→ Problem:
How many lines in the records below contain "aabbaabbbbccbbcc"? Answer with the number alone.

Top of Records provided

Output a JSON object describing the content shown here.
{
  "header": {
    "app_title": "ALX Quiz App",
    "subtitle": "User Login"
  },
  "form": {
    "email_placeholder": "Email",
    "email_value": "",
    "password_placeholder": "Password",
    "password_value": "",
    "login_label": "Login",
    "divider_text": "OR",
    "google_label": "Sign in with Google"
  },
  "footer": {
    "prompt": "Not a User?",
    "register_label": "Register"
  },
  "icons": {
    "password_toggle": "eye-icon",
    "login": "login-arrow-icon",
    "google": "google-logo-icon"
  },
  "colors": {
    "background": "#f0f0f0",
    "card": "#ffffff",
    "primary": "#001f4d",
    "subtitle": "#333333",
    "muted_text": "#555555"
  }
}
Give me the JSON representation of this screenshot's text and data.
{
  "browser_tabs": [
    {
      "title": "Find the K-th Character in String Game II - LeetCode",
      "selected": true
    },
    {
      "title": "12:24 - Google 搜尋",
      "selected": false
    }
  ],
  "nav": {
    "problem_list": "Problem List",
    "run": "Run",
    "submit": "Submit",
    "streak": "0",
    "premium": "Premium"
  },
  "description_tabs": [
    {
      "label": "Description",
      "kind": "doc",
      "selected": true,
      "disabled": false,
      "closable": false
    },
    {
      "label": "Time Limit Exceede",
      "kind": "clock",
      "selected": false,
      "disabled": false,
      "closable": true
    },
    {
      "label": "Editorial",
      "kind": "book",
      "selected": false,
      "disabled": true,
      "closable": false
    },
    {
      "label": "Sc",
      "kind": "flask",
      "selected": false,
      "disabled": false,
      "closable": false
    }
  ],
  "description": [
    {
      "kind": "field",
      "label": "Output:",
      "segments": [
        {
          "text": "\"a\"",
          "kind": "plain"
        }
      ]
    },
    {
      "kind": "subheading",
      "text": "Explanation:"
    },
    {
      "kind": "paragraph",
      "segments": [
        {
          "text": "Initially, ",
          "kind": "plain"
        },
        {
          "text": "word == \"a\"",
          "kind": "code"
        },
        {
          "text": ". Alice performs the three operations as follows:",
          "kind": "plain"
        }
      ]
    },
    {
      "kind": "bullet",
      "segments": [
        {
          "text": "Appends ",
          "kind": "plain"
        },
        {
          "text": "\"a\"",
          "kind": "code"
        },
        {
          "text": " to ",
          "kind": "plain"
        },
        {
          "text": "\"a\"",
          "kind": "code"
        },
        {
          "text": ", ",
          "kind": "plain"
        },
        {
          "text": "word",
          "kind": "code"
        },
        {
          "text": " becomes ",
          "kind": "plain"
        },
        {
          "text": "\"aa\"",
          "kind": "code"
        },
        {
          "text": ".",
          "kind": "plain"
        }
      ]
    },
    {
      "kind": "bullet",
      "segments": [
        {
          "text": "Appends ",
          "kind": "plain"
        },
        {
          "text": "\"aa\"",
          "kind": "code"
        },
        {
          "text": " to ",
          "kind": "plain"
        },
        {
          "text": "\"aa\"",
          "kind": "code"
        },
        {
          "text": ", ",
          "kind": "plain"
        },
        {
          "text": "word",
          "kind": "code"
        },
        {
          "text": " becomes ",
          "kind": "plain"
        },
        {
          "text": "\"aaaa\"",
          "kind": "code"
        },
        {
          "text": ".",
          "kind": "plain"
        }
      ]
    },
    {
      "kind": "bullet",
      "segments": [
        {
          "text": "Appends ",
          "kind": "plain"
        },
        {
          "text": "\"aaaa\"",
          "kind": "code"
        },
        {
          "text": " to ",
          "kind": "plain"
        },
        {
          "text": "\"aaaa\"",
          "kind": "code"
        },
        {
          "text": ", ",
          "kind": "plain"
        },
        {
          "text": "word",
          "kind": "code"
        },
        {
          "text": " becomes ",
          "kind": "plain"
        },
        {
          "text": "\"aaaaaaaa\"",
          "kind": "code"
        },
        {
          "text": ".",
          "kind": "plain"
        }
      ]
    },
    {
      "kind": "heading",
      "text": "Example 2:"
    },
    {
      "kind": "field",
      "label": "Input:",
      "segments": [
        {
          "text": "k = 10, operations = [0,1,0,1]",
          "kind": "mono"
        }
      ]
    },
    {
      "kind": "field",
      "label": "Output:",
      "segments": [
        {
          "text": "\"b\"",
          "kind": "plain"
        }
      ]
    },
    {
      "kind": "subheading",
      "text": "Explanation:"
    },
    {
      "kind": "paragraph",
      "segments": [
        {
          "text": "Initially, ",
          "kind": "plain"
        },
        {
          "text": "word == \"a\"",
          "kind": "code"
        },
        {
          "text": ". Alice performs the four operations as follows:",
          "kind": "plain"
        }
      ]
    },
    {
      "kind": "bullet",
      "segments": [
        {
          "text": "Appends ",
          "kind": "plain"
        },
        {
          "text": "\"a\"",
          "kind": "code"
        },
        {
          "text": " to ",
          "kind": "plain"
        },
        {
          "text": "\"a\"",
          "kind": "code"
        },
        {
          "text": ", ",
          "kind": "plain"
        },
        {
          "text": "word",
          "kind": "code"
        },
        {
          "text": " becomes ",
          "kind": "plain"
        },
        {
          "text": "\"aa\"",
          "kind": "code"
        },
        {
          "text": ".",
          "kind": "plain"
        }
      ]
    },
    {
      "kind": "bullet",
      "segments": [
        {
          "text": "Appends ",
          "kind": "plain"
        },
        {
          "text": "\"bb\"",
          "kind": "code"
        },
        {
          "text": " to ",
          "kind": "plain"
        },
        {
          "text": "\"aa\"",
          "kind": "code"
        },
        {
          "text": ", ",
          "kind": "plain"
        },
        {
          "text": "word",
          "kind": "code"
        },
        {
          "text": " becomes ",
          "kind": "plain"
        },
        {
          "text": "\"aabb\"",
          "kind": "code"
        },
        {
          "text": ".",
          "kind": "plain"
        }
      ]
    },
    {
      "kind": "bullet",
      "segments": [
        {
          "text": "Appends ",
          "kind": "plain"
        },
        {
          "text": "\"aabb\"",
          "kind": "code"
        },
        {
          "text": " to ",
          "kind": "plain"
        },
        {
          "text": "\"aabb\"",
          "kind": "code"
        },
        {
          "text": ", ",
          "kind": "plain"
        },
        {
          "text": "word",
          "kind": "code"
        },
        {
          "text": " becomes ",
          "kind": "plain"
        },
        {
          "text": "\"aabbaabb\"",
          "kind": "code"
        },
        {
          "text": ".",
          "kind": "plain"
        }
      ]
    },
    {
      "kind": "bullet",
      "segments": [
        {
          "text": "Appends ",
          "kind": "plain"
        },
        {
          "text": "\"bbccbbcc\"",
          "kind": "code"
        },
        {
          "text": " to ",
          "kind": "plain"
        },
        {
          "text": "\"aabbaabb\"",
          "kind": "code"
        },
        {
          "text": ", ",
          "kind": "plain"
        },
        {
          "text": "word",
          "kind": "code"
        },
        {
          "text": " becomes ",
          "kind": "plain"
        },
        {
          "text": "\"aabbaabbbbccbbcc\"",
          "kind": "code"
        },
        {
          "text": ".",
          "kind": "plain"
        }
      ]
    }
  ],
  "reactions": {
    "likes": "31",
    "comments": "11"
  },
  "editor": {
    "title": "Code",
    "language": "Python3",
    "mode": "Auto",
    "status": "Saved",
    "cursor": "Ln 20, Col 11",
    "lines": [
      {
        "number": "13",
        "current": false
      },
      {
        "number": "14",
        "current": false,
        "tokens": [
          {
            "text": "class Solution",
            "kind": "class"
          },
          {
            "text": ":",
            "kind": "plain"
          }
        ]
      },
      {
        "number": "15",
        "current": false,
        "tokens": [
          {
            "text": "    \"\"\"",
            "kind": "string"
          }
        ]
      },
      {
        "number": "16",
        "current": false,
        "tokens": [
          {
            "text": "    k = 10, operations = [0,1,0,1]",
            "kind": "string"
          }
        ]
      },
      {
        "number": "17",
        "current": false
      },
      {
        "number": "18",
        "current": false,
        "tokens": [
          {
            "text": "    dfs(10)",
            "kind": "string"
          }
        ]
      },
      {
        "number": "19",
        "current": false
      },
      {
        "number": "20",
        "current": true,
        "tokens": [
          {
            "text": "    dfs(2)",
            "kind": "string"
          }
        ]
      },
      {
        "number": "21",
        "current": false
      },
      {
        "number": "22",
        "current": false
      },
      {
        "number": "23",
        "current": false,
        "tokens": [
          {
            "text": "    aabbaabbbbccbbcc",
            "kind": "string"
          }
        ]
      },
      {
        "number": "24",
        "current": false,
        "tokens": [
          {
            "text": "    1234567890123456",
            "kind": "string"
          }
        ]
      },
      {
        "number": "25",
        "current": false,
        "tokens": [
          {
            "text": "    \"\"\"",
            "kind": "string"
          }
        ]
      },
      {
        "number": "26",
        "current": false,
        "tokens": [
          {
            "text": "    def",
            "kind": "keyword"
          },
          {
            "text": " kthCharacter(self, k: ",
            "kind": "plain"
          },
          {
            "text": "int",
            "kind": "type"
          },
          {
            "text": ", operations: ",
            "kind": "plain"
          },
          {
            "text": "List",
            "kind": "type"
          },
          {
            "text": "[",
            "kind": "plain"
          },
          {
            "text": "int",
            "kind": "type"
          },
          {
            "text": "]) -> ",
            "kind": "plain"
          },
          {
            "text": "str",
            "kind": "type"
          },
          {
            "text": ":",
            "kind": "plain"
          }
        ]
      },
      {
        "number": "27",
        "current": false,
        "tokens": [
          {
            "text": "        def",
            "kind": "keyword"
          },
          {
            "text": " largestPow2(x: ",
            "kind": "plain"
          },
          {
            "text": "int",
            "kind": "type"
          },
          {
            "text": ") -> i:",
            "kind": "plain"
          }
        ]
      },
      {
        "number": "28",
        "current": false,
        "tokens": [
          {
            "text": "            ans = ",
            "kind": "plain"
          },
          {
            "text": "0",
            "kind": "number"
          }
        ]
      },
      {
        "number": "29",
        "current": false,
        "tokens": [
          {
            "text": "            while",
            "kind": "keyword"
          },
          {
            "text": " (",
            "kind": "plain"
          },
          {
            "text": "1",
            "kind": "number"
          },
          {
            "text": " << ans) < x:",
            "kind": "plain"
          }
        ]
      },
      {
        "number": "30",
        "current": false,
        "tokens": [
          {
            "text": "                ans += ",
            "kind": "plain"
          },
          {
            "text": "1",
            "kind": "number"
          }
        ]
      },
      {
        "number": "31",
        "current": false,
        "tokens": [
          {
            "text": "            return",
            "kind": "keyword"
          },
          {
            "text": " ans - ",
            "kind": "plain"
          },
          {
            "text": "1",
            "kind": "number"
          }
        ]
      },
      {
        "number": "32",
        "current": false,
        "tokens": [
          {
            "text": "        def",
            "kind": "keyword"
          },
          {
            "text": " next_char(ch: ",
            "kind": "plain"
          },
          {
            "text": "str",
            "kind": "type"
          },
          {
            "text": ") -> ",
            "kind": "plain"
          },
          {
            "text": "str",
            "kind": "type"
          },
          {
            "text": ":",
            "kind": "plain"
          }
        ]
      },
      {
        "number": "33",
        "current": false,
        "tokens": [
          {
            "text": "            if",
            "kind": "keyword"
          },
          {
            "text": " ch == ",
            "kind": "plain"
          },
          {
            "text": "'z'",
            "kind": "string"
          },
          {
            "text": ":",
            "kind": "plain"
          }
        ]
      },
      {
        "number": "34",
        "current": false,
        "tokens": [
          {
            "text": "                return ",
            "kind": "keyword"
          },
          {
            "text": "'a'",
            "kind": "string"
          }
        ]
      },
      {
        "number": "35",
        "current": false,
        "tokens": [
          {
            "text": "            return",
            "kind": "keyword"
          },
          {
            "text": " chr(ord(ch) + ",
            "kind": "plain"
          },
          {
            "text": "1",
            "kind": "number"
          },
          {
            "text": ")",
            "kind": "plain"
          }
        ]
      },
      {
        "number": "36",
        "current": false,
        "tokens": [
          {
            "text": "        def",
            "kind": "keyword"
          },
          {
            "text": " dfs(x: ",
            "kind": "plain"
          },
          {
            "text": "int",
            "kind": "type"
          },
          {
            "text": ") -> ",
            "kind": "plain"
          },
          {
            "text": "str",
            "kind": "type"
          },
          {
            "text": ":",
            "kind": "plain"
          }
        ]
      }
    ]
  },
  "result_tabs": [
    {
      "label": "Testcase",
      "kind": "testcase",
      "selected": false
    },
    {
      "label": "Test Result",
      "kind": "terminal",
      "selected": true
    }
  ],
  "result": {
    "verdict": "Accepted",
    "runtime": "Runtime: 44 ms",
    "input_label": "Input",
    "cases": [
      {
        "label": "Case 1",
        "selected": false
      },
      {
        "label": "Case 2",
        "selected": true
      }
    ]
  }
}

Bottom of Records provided

→ Response to the exercise:
2